Polish flags burned on Belfast bonfires on July 11th


EVIDENCE HAS emerged that Polish flags were burned on bonfires in Belfast on July 11th. In east Belfast, election posters for a Polish candidate, Magdalena Wolska, who stood for the SDLP in the last Assembly elections, were also burned on a bonfire.

Northern Ireland has a large Polish migrant population. In an open letter, the Polish Association for Northern Ireland described the incidents as a form of “racist intimidation”.

Association spokesman Maciek Bator called on politicians and community leaders to take action.

“The Polish flag is a symbol of freedom, independence and peace for the 30,000 Polish people living in Northern Ireland and around 80 million across the globe. By burning the Polish flag and other symbols, some members of the local communities were able to express their strong political views and promote anti-Polish sentiments.”

He is concerned the burning of national symbols could result in more racist attacks. “For many participants, especially the youth and young people, the burning of the Polish flag could become a clear signal to expand hate to other aspects of life. There is already a high level of hate-motivated incidents on members of the Polish community.”

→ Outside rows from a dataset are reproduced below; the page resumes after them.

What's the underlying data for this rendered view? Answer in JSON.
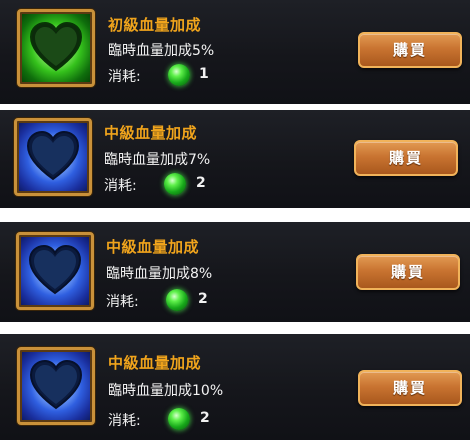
{
  "items": [
    {
      "title": "初級血量加成",
      "desc": "臨時血量加成5%",
      "cost_label": "消耗:",
      "cost": "1",
      "icon": "heart-icon",
      "frame_color": "green",
      "buy_label": "購買"
    },
    {
      "title": "中級血量加成",
      "desc": "臨時血量加成7%",
      "cost_label": "消耗:",
      "cost": "2",
      "icon": "heart-icon",
      "frame_color": "blue",
      "buy_label": "購買"
    },
    {
      "title": "中級血量加成",
      "desc": "臨時血量加成8%",
      "cost_label": "消耗:",
      "cost": "2",
      "icon": "heart-icon",
      "frame_color": "blue",
      "buy_label": "購買"
    },
    {
      "title": "中級血量加成",
      "desc": "臨時血量加成10%",
      "cost_label": "消耗:",
      "cost": "2",
      "icon": "heart-icon",
      "frame_color": "blue",
      "buy_label": "購買"
    }
  ],
  "colors": {
    "title": "#f0a41c",
    "text": "#f2f2f2",
    "button": "#c97431",
    "panel": "#17181d"
  }
}
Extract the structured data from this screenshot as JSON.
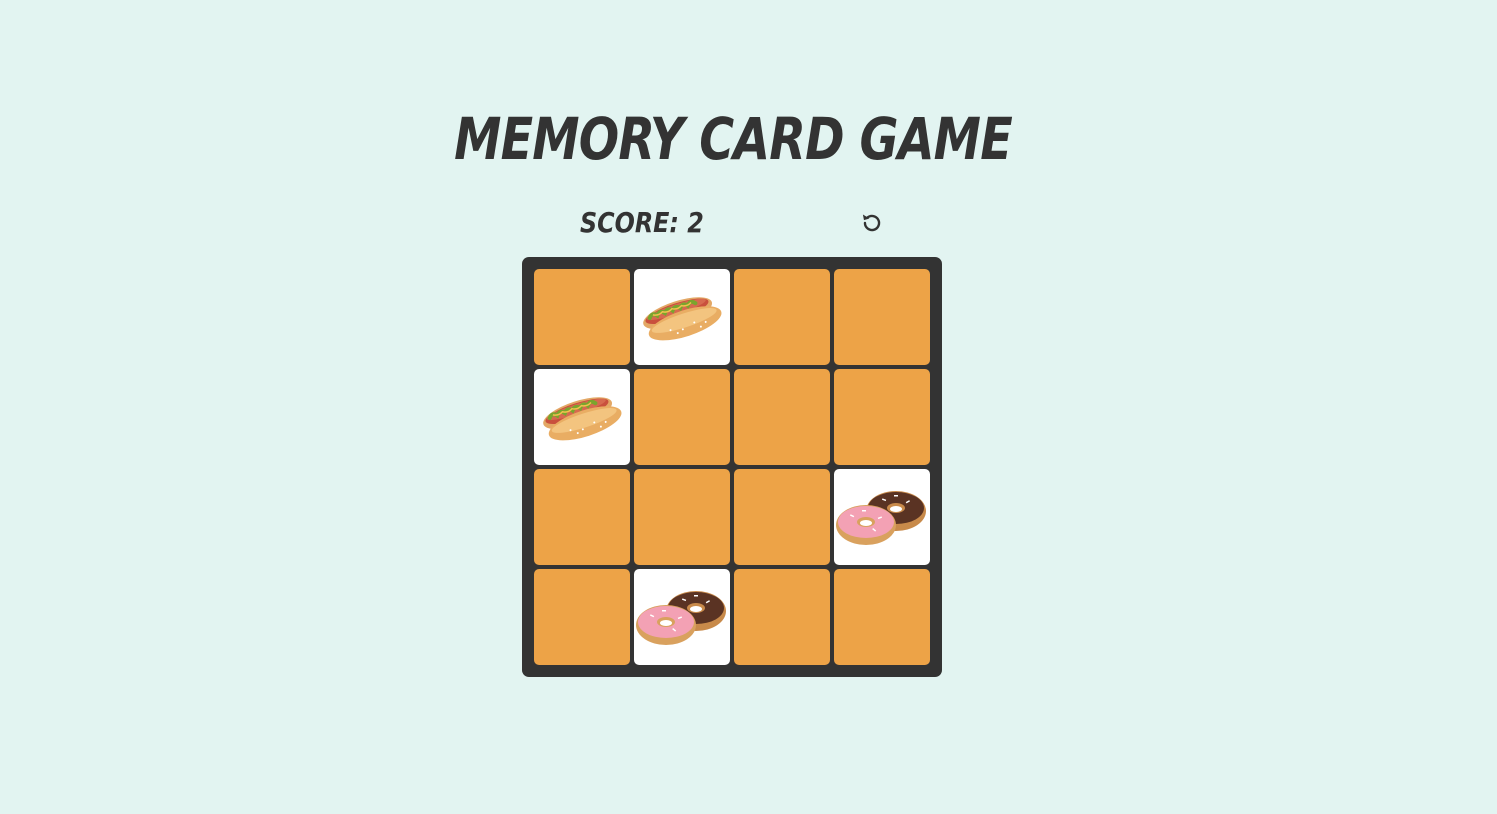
{
  "game": {
    "title": "MEMORY CARD GAME",
    "score_label": "SCORE: 2",
    "score": 2,
    "reset_icon": "reset-icon"
  },
  "colors": {
    "background": "#e2f4f1",
    "board": "#333333",
    "card_back": "#eda347",
    "card_face": "#ffffff",
    "text": "#333333"
  },
  "board": {
    "rows": 4,
    "columns": 4,
    "cards": [
      {
        "state": "hidden",
        "item": null
      },
      {
        "state": "revealed",
        "item": "hotdog-icon"
      },
      {
        "state": "hidden",
        "item": null
      },
      {
        "state": "hidden",
        "item": null
      },
      {
        "state": "revealed",
        "item": "hotdog-icon"
      },
      {
        "state": "hidden",
        "item": null
      },
      {
        "state": "hidden",
        "item": null
      },
      {
        "state": "hidden",
        "item": null
      },
      {
        "state": "hidden",
        "item": null
      },
      {
        "state": "hidden",
        "item": null
      },
      {
        "state": "hidden",
        "item": null
      },
      {
        "state": "revealed",
        "item": "donuts-icon"
      },
      {
        "state": "hidden",
        "item": null
      },
      {
        "state": "revealed",
        "item": "donuts-icon"
      },
      {
        "state": "hidden",
        "item": null
      },
      {
        "state": "hidden",
        "item": null
      }
    ]
  }
}
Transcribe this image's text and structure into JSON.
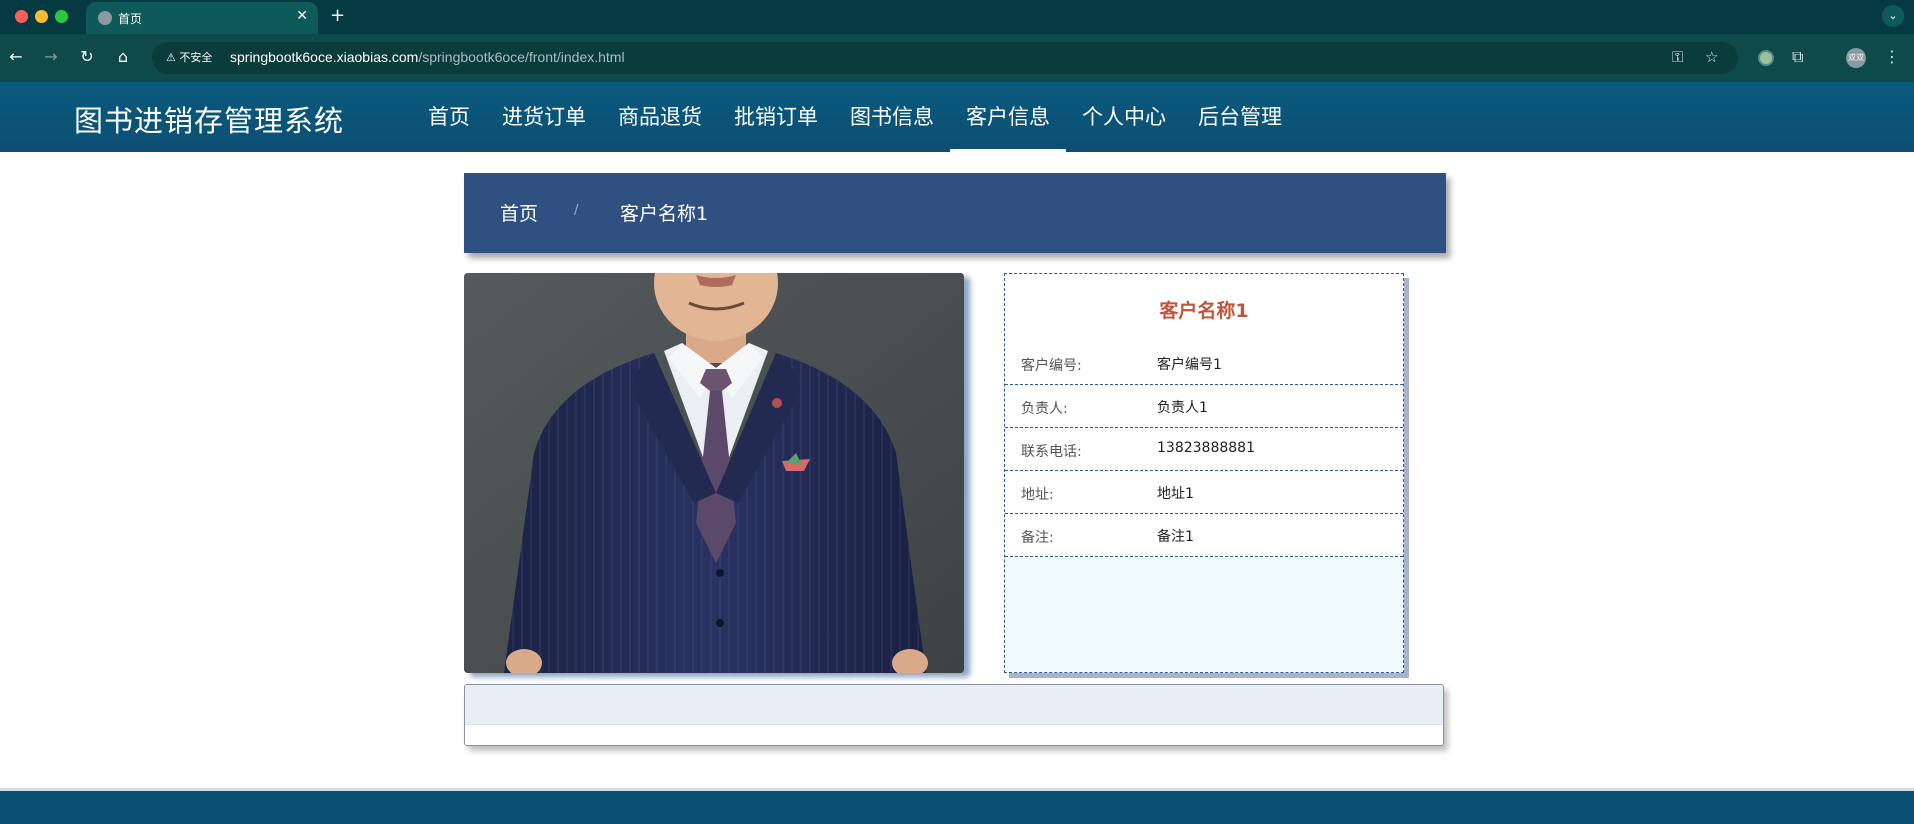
{
  "browser": {
    "tab_title": "首页",
    "tab_close": "✕",
    "new_tab": "+",
    "security_label": "不安全",
    "url_host": "springbootk6oce.xiaobias.com",
    "url_path": "/springbootk6oce/front/index.html",
    "profile_initials": "双双"
  },
  "site": {
    "title": "图书进销存管理系统",
    "menu": [
      {
        "label": "首页"
      },
      {
        "label": "进货订单"
      },
      {
        "label": "商品退货"
      },
      {
        "label": "批销订单"
      },
      {
        "label": "图书信息"
      },
      {
        "label": "客户信息",
        "active": true
      },
      {
        "label": "个人中心"
      },
      {
        "label": "后台管理"
      }
    ]
  },
  "breadcrumb": {
    "home": "首页",
    "separator": "/",
    "current": "客户名称1"
  },
  "detail": {
    "title": "客户名称1",
    "fields": [
      {
        "label": "客户编号:",
        "value": "客户编号1"
      },
      {
        "label": "负责人:",
        "value": "负责人1"
      },
      {
        "label": "联系电话:",
        "value": "13823888881"
      },
      {
        "label": "地址:",
        "value": "地址1"
      },
      {
        "label": "备注:",
        "value": "备注1"
      }
    ]
  },
  "colors": {
    "header_bg": "#0b4f73",
    "breadcrumb_bg": "#2f5080",
    "title_accent": "#c0553a",
    "browser_tab_bar": "#063a42"
  }
}
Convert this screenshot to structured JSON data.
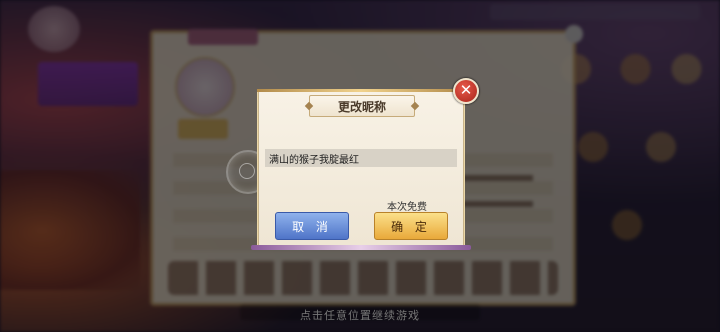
{
  "dialog": {
    "title": "更改昵称",
    "name_value": "满山的猴子我腚最红",
    "cost_note": "本次免费",
    "cancel_label": "取 消",
    "confirm_label": "确 定",
    "close_icon_glyph": "✕"
  },
  "footer": {
    "hint": "点击任意位置继续游戏"
  },
  "colors": {
    "cancel_button": "#5b80d0",
    "confirm_button": "#f0c060",
    "dialog_bg": "#f5eee0"
  },
  "icons": [
    "close-icon",
    "loading-spinner-icon"
  ]
}
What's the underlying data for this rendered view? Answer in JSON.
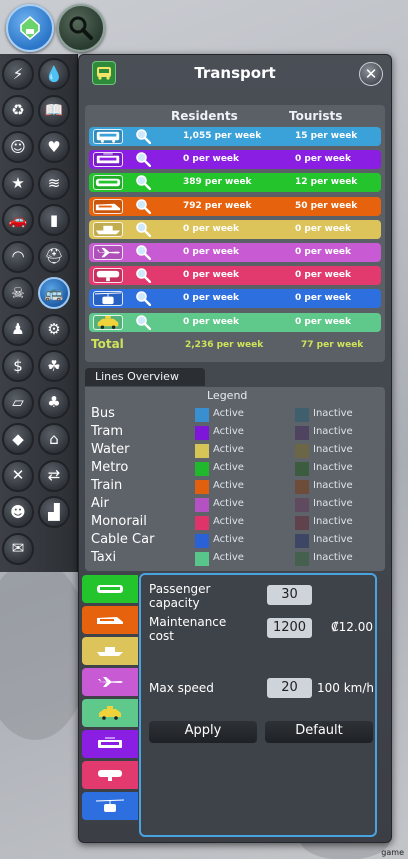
{
  "top_buttons": [
    {
      "name": "zoning-tool-button",
      "icon": "map-pin-icon",
      "color": "#2b76c9"
    },
    {
      "name": "info-search-button",
      "icon": "magnifier-icon",
      "color": "#2f4a3a"
    }
  ],
  "sidebar": {
    "items": [
      {
        "icon": "electricity-icon",
        "glyph": "⚡"
      },
      {
        "icon": "water-drop-icon",
        "glyph": "💧"
      },
      {
        "icon": "garbage-icon",
        "glyph": "♻"
      },
      {
        "icon": "education-icon",
        "glyph": "📖"
      },
      {
        "icon": "happiness-icon",
        "glyph": "☺"
      },
      {
        "icon": "health-icon",
        "glyph": "♥"
      },
      {
        "icon": "landmark-icon",
        "glyph": "★"
      },
      {
        "icon": "wind-icon",
        "glyph": "≋"
      },
      {
        "icon": "traffic-icon",
        "glyph": "🚗"
      },
      {
        "icon": "fire-icon",
        "glyph": "▮"
      },
      {
        "icon": "noise-icon",
        "glyph": "◠"
      },
      {
        "icon": "police-icon",
        "glyph": "⛑"
      },
      {
        "icon": "crime-icon",
        "glyph": "☠"
      },
      {
        "icon": "transport-icon",
        "glyph": "🚌"
      },
      {
        "icon": "population-icon",
        "glyph": "♟"
      },
      {
        "icon": "industry-icon",
        "glyph": "⚙"
      },
      {
        "icon": "economy-icon",
        "glyph": "$"
      },
      {
        "icon": "natural-resources-icon",
        "glyph": "☘"
      },
      {
        "icon": "road-icon",
        "glyph": "▱"
      },
      {
        "icon": "park-icon",
        "glyph": "♣"
      },
      {
        "icon": "land-value-icon",
        "glyph": "◆"
      },
      {
        "icon": "heating-icon",
        "glyph": "⌂"
      },
      {
        "icon": "maintenance-icon",
        "glyph": "✕"
      },
      {
        "icon": "routes-icon",
        "glyph": "⇄"
      },
      {
        "icon": "tourism-icon",
        "glyph": "☻"
      },
      {
        "icon": "factory-icon",
        "glyph": "▟"
      },
      {
        "icon": "mail-icon",
        "glyph": "✉"
      }
    ]
  },
  "panel": {
    "title": "Transport",
    "close_glyph": "✕",
    "columns": {
      "residents": "Residents",
      "tourists": "Tourists"
    },
    "rows": [
      {
        "mode": "Bus",
        "color": "#3aa1d9",
        "vehicle_icon": "bus-icon",
        "residents": "1,055 per week",
        "tourists": "15 per week"
      },
      {
        "mode": "Tram",
        "color": "#8a1ee3",
        "vehicle_icon": "tram-icon",
        "residents": "0 per week",
        "tourists": "0 per week"
      },
      {
        "mode": "Metro",
        "color": "#24c52c",
        "vehicle_icon": "metro-icon",
        "residents": "389 per week",
        "tourists": "12 per week"
      },
      {
        "mode": "Train",
        "color": "#e7620d",
        "vehicle_icon": "train-icon",
        "residents": "792 per week",
        "tourists": "50 per week"
      },
      {
        "mode": "Water",
        "color": "#dcc45a",
        "vehicle_icon": "ship-icon",
        "residents": "0 per week",
        "tourists": "0 per week"
      },
      {
        "mode": "Air",
        "color": "#c85bd3",
        "vehicle_icon": "airplane-icon",
        "residents": "0 per week",
        "tourists": "0 per week"
      },
      {
        "mode": "Monorail",
        "color": "#e23a6e",
        "vehicle_icon": "monorail-icon",
        "residents": "0 per week",
        "tourists": "0 per week"
      },
      {
        "mode": "Cable Car",
        "color": "#2e6fe0",
        "vehicle_icon": "cable-car-icon",
        "residents": "0 per week",
        "tourists": "0 per week"
      },
      {
        "mode": "Taxi",
        "color": "#5ec98a",
        "vehicle_icon": "taxi-icon",
        "residents": "0 per week",
        "tourists": "0 per week"
      }
    ],
    "total": {
      "label": "Total",
      "residents": "2,236 per week",
      "tourists": "77 per week",
      "color": "#cfe35a"
    }
  },
  "lines_overview": {
    "tab_label": "Lines Overview",
    "legend_title": "Legend",
    "active_label": "Active",
    "inactive_label": "Inactive",
    "items": [
      {
        "name": "Bus",
        "active": "#3a8fd0",
        "inactive": "#3f5f6e"
      },
      {
        "name": "Tram",
        "active": "#7d16d9",
        "inactive": "#4f4460"
      },
      {
        "name": "Water",
        "active": "#d5c456",
        "inactive": "#6a6646"
      },
      {
        "name": "Metro",
        "active": "#20b82c",
        "inactive": "#3b5c3e"
      },
      {
        "name": "Train",
        "active": "#e0600e",
        "inactive": "#6e4c3a"
      },
      {
        "name": "Air",
        "active": "#b452c4",
        "inactive": "#5f4a60"
      },
      {
        "name": "Monorail",
        "active": "#df346a",
        "inactive": "#60424d"
      },
      {
        "name": "Cable Car",
        "active": "#2a62d6",
        "inactive": "#3d4664"
      },
      {
        "name": "Taxi",
        "active": "#58c58a",
        "inactive": "#46604f"
      }
    ]
  },
  "vehicle_tabs": [
    {
      "icon": "metro-icon",
      "color": "#24c52c"
    },
    {
      "icon": "train-icon",
      "color": "#e7620d"
    },
    {
      "icon": "ship-icon",
      "color": "#dcc45a"
    },
    {
      "icon": "airplane-icon",
      "color": "#c85bd3"
    },
    {
      "icon": "taxi-icon",
      "color": "#5ec98a"
    },
    {
      "icon": "tram-icon",
      "color": "#8a1ee3"
    },
    {
      "icon": "monorail-icon",
      "color": "#e23a6e"
    },
    {
      "icon": "cable-car-icon",
      "color": "#2e6fe0"
    }
  ],
  "vehicle_details": {
    "passenger_capacity_label": "Passenger\ncapacity",
    "passenger_capacity_value": "30",
    "maintenance_cost_label": "Maintenance\ncost",
    "maintenance_cost_value": "1200",
    "maintenance_cost_money": "₡12.00",
    "max_speed_label": "Max speed",
    "max_speed_value": "20",
    "max_speed_unit": "100 km/h",
    "apply_label": "Apply",
    "default_label": "Default"
  },
  "footer": {
    "watermark": "game"
  }
}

SDLP Belfast city councillor Claire Hanna said the burnings were a “symptom of the inability of a minority in Northern Ireland to accept difference”. Alliance MLA Anna Lo said the people who burned the flags were “bigots”.